more cash to meet year-end regulatory requirements.
Indeed, the Shanghai Securities News reported on Wednesday
that the top four state banks stepped up the pace of new lending
in January, handing over 320 billion yuan in the first 12 days
of the month, versus 270 billion yuan over the same period a
year earlier. The newspaper also cited sources saying new loans
could top 1 billion yuan in January.
Broad M2 money supply rose 13.6 percent last month from a
year earlier, the PBOC said, missing the forecast in a Reuters
poll of a 13.8 percent rise and was below a 14.2 percent rise
recorded in November.
"Slowing M2 growth in December showed the central bank's
tightening measures had started to bite," said Jiang Chao,
economist at Haitong Securities in Shanghai.
"But the money and credit data will have limited impact on
policy direction. We expect there will be no big change in
central bank's monetary policy in 2014," Jiang said.
Still, the rise in M2 surpassed the central bank's target of
13 percent, which the PBOC is seen maintaining over 2014.
The weaker-than-expected money supply and loan growth data
deepened concerns about tightening liquidity in the mainland and
China shares again underperformed most of Asia early on
Wednesday, limiting gains in Hong Kong.
The data added to fears of further cash squeezes in China's
money markets after regulators announced the resumption of
initial public offerings of shares.
With a backlog of more than 700 IPO applications and about 50
approved so far, investors have frowned at the prospect of

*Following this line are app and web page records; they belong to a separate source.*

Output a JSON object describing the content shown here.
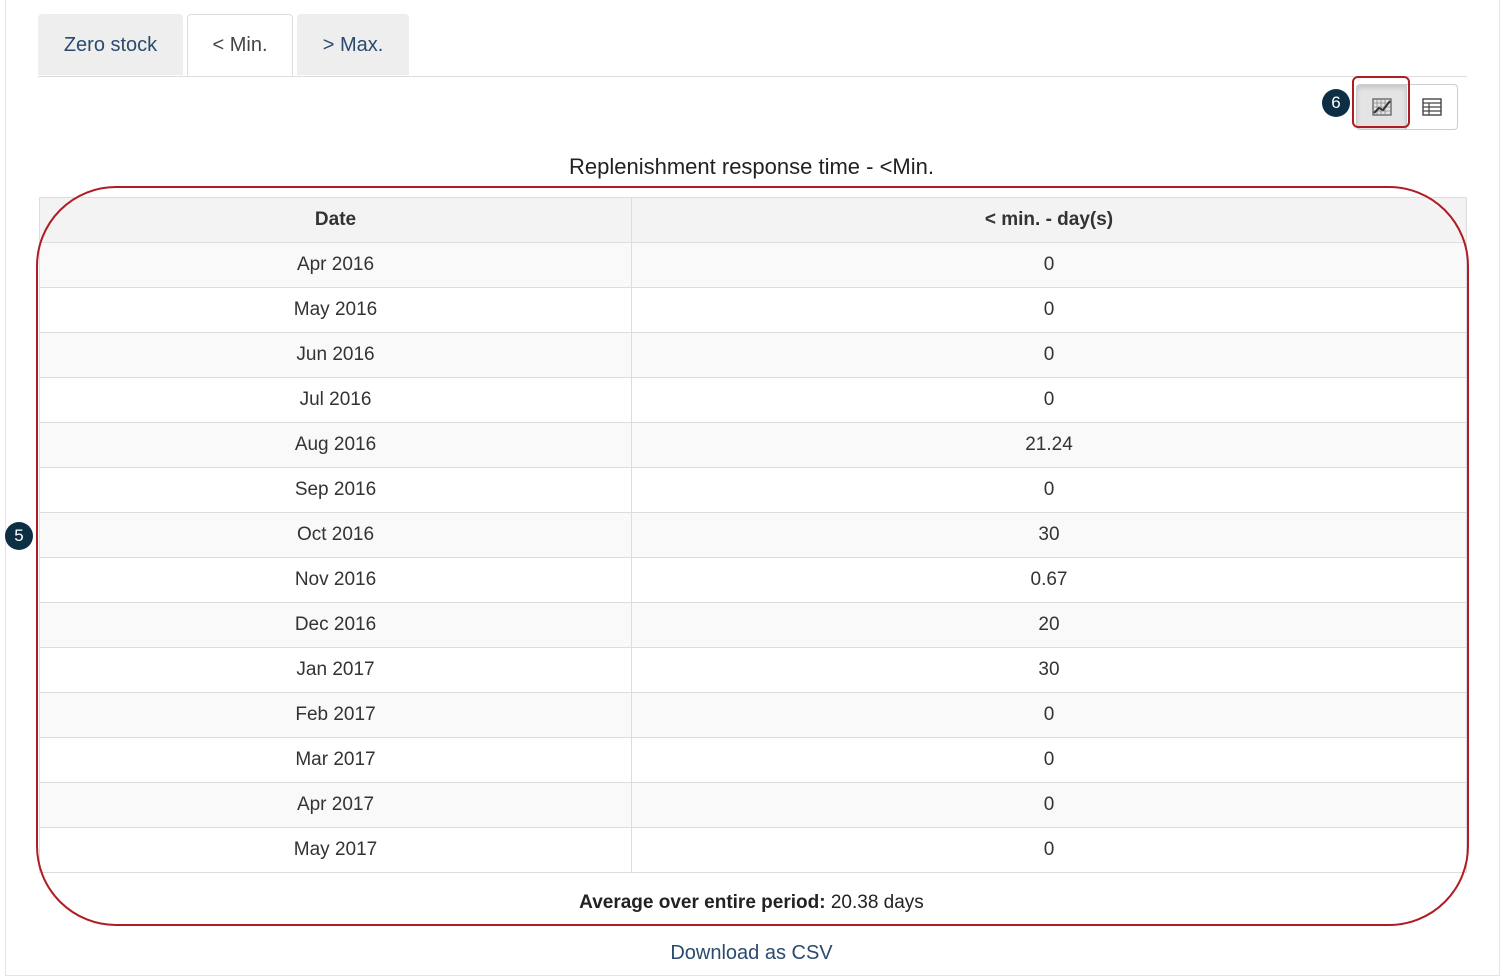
{
  "tabs": [
    {
      "label": "Zero stock",
      "active": false
    },
    {
      "label": "< Min.",
      "active": true
    },
    {
      "label": "> Max.",
      "active": false
    }
  ],
  "view_toggle": {
    "chart_icon": "chart-icon",
    "table_icon": "table-icon",
    "active": "chart"
  },
  "markers": {
    "table_callout": "5",
    "toggle_callout": "6"
  },
  "title": "Replenishment response time - <Min.",
  "table": {
    "headers": [
      "Date",
      "< min. - day(s)"
    ],
    "rows": [
      [
        "Apr 2016",
        "0"
      ],
      [
        "May 2016",
        "0"
      ],
      [
        "Jun 2016",
        "0"
      ],
      [
        "Jul 2016",
        "0"
      ],
      [
        "Aug 2016",
        "21.24"
      ],
      [
        "Sep 2016",
        "0"
      ],
      [
        "Oct 2016",
        "30"
      ],
      [
        "Nov 2016",
        "0.67"
      ],
      [
        "Dec 2016",
        "20"
      ],
      [
        "Jan 2017",
        "30"
      ],
      [
        "Feb 2017",
        "0"
      ],
      [
        "Mar 2017",
        "0"
      ],
      [
        "Apr 2017",
        "0"
      ],
      [
        "May 2017",
        "0"
      ]
    ]
  },
  "average": {
    "label": "Average over entire period:",
    "value": "20.38 days"
  },
  "download_link": "Download as CSV",
  "colors": {
    "highlight": "#b01c24",
    "marker": "#0d2f44",
    "link": "#2a4a6e"
  }
}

increased competition for limited funds with the resumption of
A-share initial public offerings after a halt of more than a
year. Larger offerings could lock up considerable amounts of

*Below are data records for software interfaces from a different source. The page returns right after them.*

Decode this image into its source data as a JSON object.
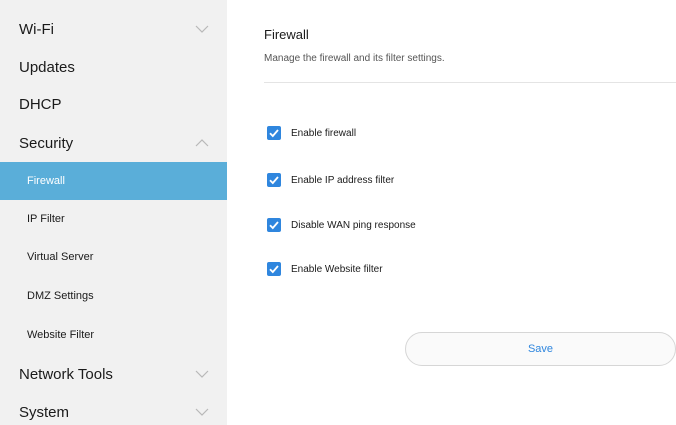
{
  "theme": {
    "sidebar_bg": "#f1f1f1",
    "active_bg": "#5aaed9",
    "accent": "#2f86de"
  },
  "sidebar": {
    "wifi": {
      "label": "Wi-Fi",
      "icon": "chevron-down-icon"
    },
    "updates": {
      "label": "Updates"
    },
    "dhcp": {
      "label": "DHCP"
    },
    "security": {
      "label": "Security",
      "icon": "chevron-up-icon",
      "expanded": true,
      "items": [
        {
          "label": "Firewall",
          "active": true
        },
        {
          "label": "IP Filter"
        },
        {
          "label": "Virtual Server"
        },
        {
          "label": "DMZ Settings"
        },
        {
          "label": "Website Filter"
        }
      ]
    },
    "network_tools": {
      "label": "Network Tools",
      "icon": "chevron-down-icon"
    },
    "system": {
      "label": "System",
      "icon": "chevron-down-icon"
    }
  },
  "main": {
    "title": "Firewall",
    "subtitle": "Manage the firewall and its filter settings.",
    "options": [
      {
        "label": "Enable firewall",
        "checked": true
      },
      {
        "label": "Enable IP address filter",
        "checked": true
      },
      {
        "label": "Disable WAN ping response",
        "checked": true
      },
      {
        "label": "Enable Website filter",
        "checked": true
      }
    ],
    "save_label": "Save"
  }
}
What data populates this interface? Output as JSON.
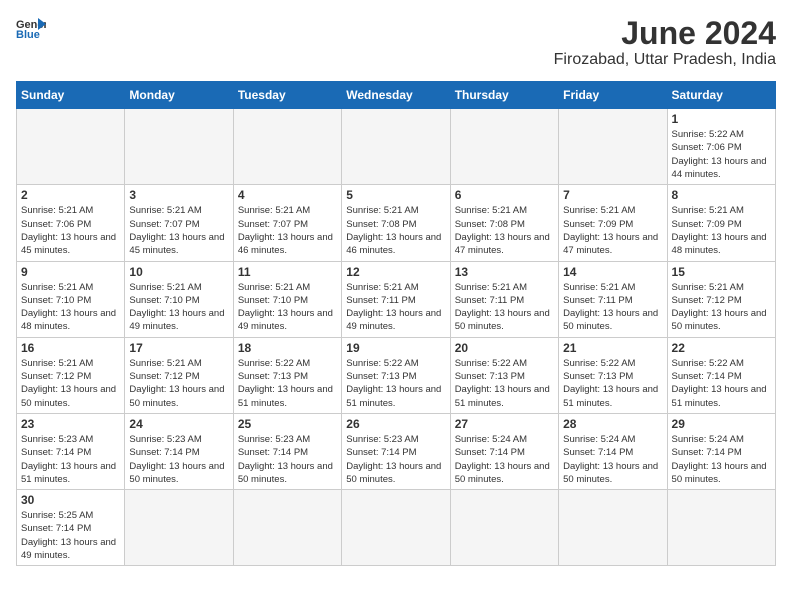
{
  "header": {
    "logo_general": "General",
    "logo_blue": "Blue",
    "month_title": "June 2024",
    "location": "Firozabad, Uttar Pradesh, India"
  },
  "weekdays": [
    "Sunday",
    "Monday",
    "Tuesday",
    "Wednesday",
    "Thursday",
    "Friday",
    "Saturday"
  ],
  "days": [
    {
      "date": "",
      "sunrise": "",
      "sunset": "",
      "daylight": ""
    },
    {
      "date": "",
      "sunrise": "",
      "sunset": "",
      "daylight": ""
    },
    {
      "date": "",
      "sunrise": "",
      "sunset": "",
      "daylight": ""
    },
    {
      "date": "",
      "sunrise": "",
      "sunset": "",
      "daylight": ""
    },
    {
      "date": "",
      "sunrise": "",
      "sunset": "",
      "daylight": ""
    },
    {
      "date": "",
      "sunrise": "",
      "sunset": "",
      "daylight": ""
    },
    {
      "date": "1",
      "sunrise": "Sunrise: 5:22 AM",
      "sunset": "Sunset: 7:06 PM",
      "daylight": "Daylight: 13 hours and 44 minutes."
    },
    {
      "date": "2",
      "sunrise": "Sunrise: 5:21 AM",
      "sunset": "Sunset: 7:06 PM",
      "daylight": "Daylight: 13 hours and 45 minutes."
    },
    {
      "date": "3",
      "sunrise": "Sunrise: 5:21 AM",
      "sunset": "Sunset: 7:07 PM",
      "daylight": "Daylight: 13 hours and 45 minutes."
    },
    {
      "date": "4",
      "sunrise": "Sunrise: 5:21 AM",
      "sunset": "Sunset: 7:07 PM",
      "daylight": "Daylight: 13 hours and 46 minutes."
    },
    {
      "date": "5",
      "sunrise": "Sunrise: 5:21 AM",
      "sunset": "Sunset: 7:08 PM",
      "daylight": "Daylight: 13 hours and 46 minutes."
    },
    {
      "date": "6",
      "sunrise": "Sunrise: 5:21 AM",
      "sunset": "Sunset: 7:08 PM",
      "daylight": "Daylight: 13 hours and 47 minutes."
    },
    {
      "date": "7",
      "sunrise": "Sunrise: 5:21 AM",
      "sunset": "Sunset: 7:09 PM",
      "daylight": "Daylight: 13 hours and 47 minutes."
    },
    {
      "date": "8",
      "sunrise": "Sunrise: 5:21 AM",
      "sunset": "Sunset: 7:09 PM",
      "daylight": "Daylight: 13 hours and 48 minutes."
    },
    {
      "date": "9",
      "sunrise": "Sunrise: 5:21 AM",
      "sunset": "Sunset: 7:10 PM",
      "daylight": "Daylight: 13 hours and 48 minutes."
    },
    {
      "date": "10",
      "sunrise": "Sunrise: 5:21 AM",
      "sunset": "Sunset: 7:10 PM",
      "daylight": "Daylight: 13 hours and 49 minutes."
    },
    {
      "date": "11",
      "sunrise": "Sunrise: 5:21 AM",
      "sunset": "Sunset: 7:10 PM",
      "daylight": "Daylight: 13 hours and 49 minutes."
    },
    {
      "date": "12",
      "sunrise": "Sunrise: 5:21 AM",
      "sunset": "Sunset: 7:11 PM",
      "daylight": "Daylight: 13 hours and 49 minutes."
    },
    {
      "date": "13",
      "sunrise": "Sunrise: 5:21 AM",
      "sunset": "Sunset: 7:11 PM",
      "daylight": "Daylight: 13 hours and 50 minutes."
    },
    {
      "date": "14",
      "sunrise": "Sunrise: 5:21 AM",
      "sunset": "Sunset: 7:11 PM",
      "daylight": "Daylight: 13 hours and 50 minutes."
    },
    {
      "date": "15",
      "sunrise": "Sunrise: 5:21 AM",
      "sunset": "Sunset: 7:12 PM",
      "daylight": "Daylight: 13 hours and 50 minutes."
    },
    {
      "date": "16",
      "sunrise": "Sunrise: 5:21 AM",
      "sunset": "Sunset: 7:12 PM",
      "daylight": "Daylight: 13 hours and 50 minutes."
    },
    {
      "date": "17",
      "sunrise": "Sunrise: 5:21 AM",
      "sunset": "Sunset: 7:12 PM",
      "daylight": "Daylight: 13 hours and 50 minutes."
    },
    {
      "date": "18",
      "sunrise": "Sunrise: 5:22 AM",
      "sunset": "Sunset: 7:13 PM",
      "daylight": "Daylight: 13 hours and 51 minutes."
    },
    {
      "date": "19",
      "sunrise": "Sunrise: 5:22 AM",
      "sunset": "Sunset: 7:13 PM",
      "daylight": "Daylight: 13 hours and 51 minutes."
    },
    {
      "date": "20",
      "sunrise": "Sunrise: 5:22 AM",
      "sunset": "Sunset: 7:13 PM",
      "daylight": "Daylight: 13 hours and 51 minutes."
    },
    {
      "date": "21",
      "sunrise": "Sunrise: 5:22 AM",
      "sunset": "Sunset: 7:13 PM",
      "daylight": "Daylight: 13 hours and 51 minutes."
    },
    {
      "date": "22",
      "sunrise": "Sunrise: 5:22 AM",
      "sunset": "Sunset: 7:14 PM",
      "daylight": "Daylight: 13 hours and 51 minutes."
    },
    {
      "date": "23",
      "sunrise": "Sunrise: 5:23 AM",
      "sunset": "Sunset: 7:14 PM",
      "daylight": "Daylight: 13 hours and 51 minutes."
    },
    {
      "date": "24",
      "sunrise": "Sunrise: 5:23 AM",
      "sunset": "Sunset: 7:14 PM",
      "daylight": "Daylight: 13 hours and 50 minutes."
    },
    {
      "date": "25",
      "sunrise": "Sunrise: 5:23 AM",
      "sunset": "Sunset: 7:14 PM",
      "daylight": "Daylight: 13 hours and 50 minutes."
    },
    {
      "date": "26",
      "sunrise": "Sunrise: 5:23 AM",
      "sunset": "Sunset: 7:14 PM",
      "daylight": "Daylight: 13 hours and 50 minutes."
    },
    {
      "date": "27",
      "sunrise": "Sunrise: 5:24 AM",
      "sunset": "Sunset: 7:14 PM",
      "daylight": "Daylight: 13 hours and 50 minutes."
    },
    {
      "date": "28",
      "sunrise": "Sunrise: 5:24 AM",
      "sunset": "Sunset: 7:14 PM",
      "daylight": "Daylight: 13 hours and 50 minutes."
    },
    {
      "date": "29",
      "sunrise": "Sunrise: 5:24 AM",
      "sunset": "Sunset: 7:14 PM",
      "daylight": "Daylight: 13 hours and 50 minutes."
    },
    {
      "date": "30",
      "sunrise": "Sunrise: 5:25 AM",
      "sunset": "Sunset: 7:14 PM",
      "daylight": "Daylight: 13 hours and 49 minutes."
    }
  ]
}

SHADOW BANKING TARGETED
New bank loans rose 8 percent in 2013 from the previous year
to 8.89 trillion yuan, the central bank data showed, a modest

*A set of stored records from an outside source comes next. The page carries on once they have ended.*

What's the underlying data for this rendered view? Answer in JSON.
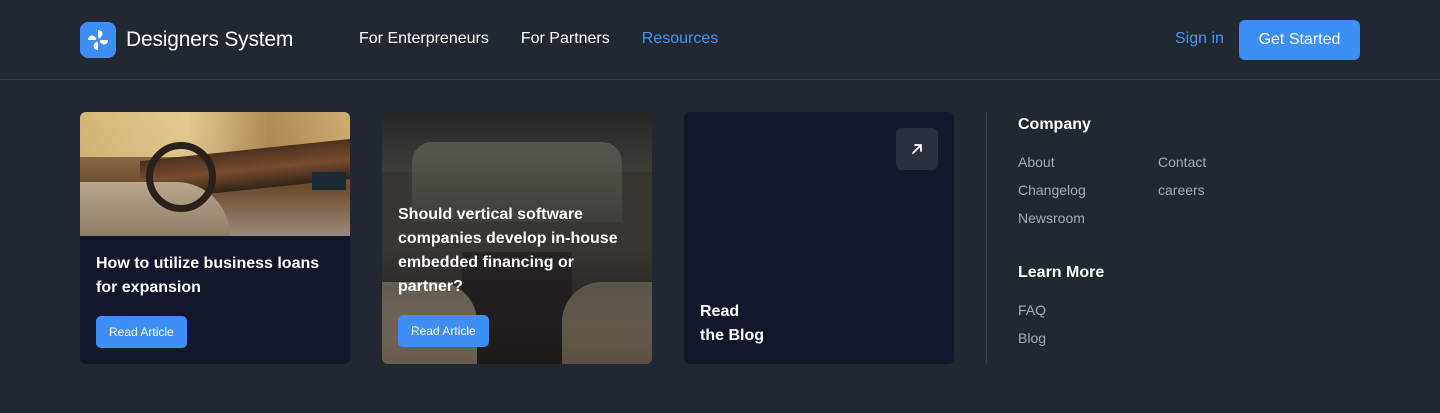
{
  "brand": {
    "name": "Designers System",
    "logo_icon": "swirl-logo-icon",
    "accent": "#3d8ef5"
  },
  "nav": [
    {
      "label": "For Enterpreneurs",
      "active": false
    },
    {
      "label": "For Partners",
      "active": false
    },
    {
      "label": "Resources",
      "active": true
    }
  ],
  "auth": {
    "signin": "Sign in",
    "cta": "Get Started"
  },
  "cards": [
    {
      "title": "How to utilize business loans for expansion",
      "button": "Read Article"
    },
    {
      "title": "Should vertical software companies develop in-house embedded financing or partner?",
      "button": "Read Article"
    }
  ],
  "blog": {
    "line1": "Read",
    "line2": "the Blog",
    "icon": "arrow-up-right-icon"
  },
  "company": {
    "title": "Company",
    "links": [
      "About",
      "Contact",
      "Changelog",
      "careers",
      "Newsroom"
    ]
  },
  "learn_more": {
    "title": "Learn More",
    "links": [
      "FAQ",
      "Blog"
    ]
  },
  "colors": {
    "background": "#222831",
    "card": "#121829",
    "link_muted": "#a4abb6",
    "active_link": "#4593f2"
  }
}
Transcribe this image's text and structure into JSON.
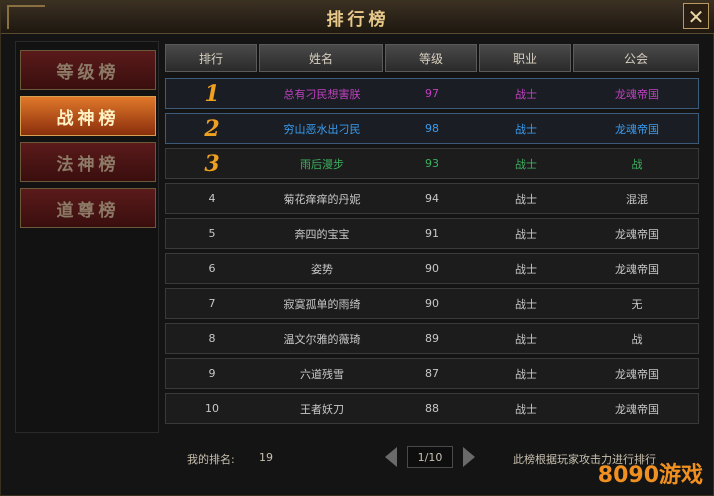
{
  "window": {
    "title": "排行榜",
    "close_label": "✕"
  },
  "tabs": [
    {
      "label": "等级榜"
    },
    {
      "label": "战神榜"
    },
    {
      "label": "法神榜"
    },
    {
      "label": "道尊榜"
    }
  ],
  "table": {
    "headers": [
      "排行",
      "姓名",
      "等级",
      "职业",
      "公会"
    ],
    "rows": [
      {
        "rank": "1",
        "name": "总有刁民想害朕",
        "level": "97",
        "class": "战士",
        "guild": "龙魂帝国",
        "color": "#c040c0"
      },
      {
        "rank": "2",
        "name": "穷山恶水出刁民",
        "level": "98",
        "class": "战士",
        "guild": "龙魂帝国",
        "color": "#3a9cf0"
      },
      {
        "rank": "3",
        "name": "雨后漫步",
        "level": "93",
        "class": "战士",
        "guild": "战",
        "color": "#3cb060"
      },
      {
        "rank": "4",
        "name": "菊花痒痒的丹妮",
        "level": "94",
        "class": "战士",
        "guild": "混混",
        "color": "#c8c8c8"
      },
      {
        "rank": "5",
        "name": "奔四的宝宝",
        "level": "91",
        "class": "战士",
        "guild": "龙魂帝国",
        "color": "#c8c8c8"
      },
      {
        "rank": "6",
        "name": "姿势",
        "level": "90",
        "class": "战士",
        "guild": "龙魂帝国",
        "color": "#c8c8c8"
      },
      {
        "rank": "7",
        "name": "寂寞孤单的雨绮",
        "level": "90",
        "class": "战士",
        "guild": "无",
        "color": "#c8c8c8"
      },
      {
        "rank": "8",
        "name": "温文尔雅的薇琦",
        "level": "89",
        "class": "战士",
        "guild": "战",
        "color": "#c8c8c8"
      },
      {
        "rank": "9",
        "name": "六道残雪",
        "level": "87",
        "class": "战士",
        "guild": "龙魂帝国",
        "color": "#c8c8c8"
      },
      {
        "rank": "10",
        "name": "王者妖刀",
        "level": "88",
        "class": "战士",
        "guild": "龙魂帝国",
        "color": "#c8c8c8"
      }
    ]
  },
  "footer": {
    "my_rank_label": "我的排名:",
    "my_rank_value": "19",
    "page": "1/10",
    "note": "此榜根据玩家攻击力进行排行"
  },
  "watermark": "8090游戏"
}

slowdown from 10 percent growth in 2012.
China's total social financing (TSF), a broad measure of
liquidity in the economy, was 1.23 trillion yuan in December,
unchanged from November.
Over 2013, TSF grew 9 percent from the previous year to
17.29 trillion yuan. Growth slowed sharply from 23 percent in
2012, supporting the view that the central bank has been
targeting riskier shadow financing.
The proportion of formal bank loans in the TSF fell to just
over 50 percent in 2013 compared to over 90 percent a decade
ago, as off-balance sheet financing soars.
Sheng Songcheng, head of the statistical department at the
PBOC, told a news conference that the central bank will actively
guide shadow banking activities to support the real economy,
while working to head off potential risks.
"We will continue to implement prudent monetary policy this
year and make appropriate fine-tuning and pre-emptive
adjustments in policy to make monetary conditions not too tight
or too loose," he said.
China's foreign exchange reserves, the world's largest, rose
$157 billion in the fourth quarter to $3.82 trillion at
end-2013, indicating sustained capital inflows.
The government is due to release fourth-quarter GDP data on
Jan 20. Economists polled by Reuters forecast annual economic
growth could slow to 7.6 percent in the Q4, putting 2013 growth
on track for the weakest showing in 14 years.
Chinese leaders have pledged reasonable growth in 2014, and
sources at top government think tanks told Reuters they expect a
growth target of 7.5 percent, the same as for 2013.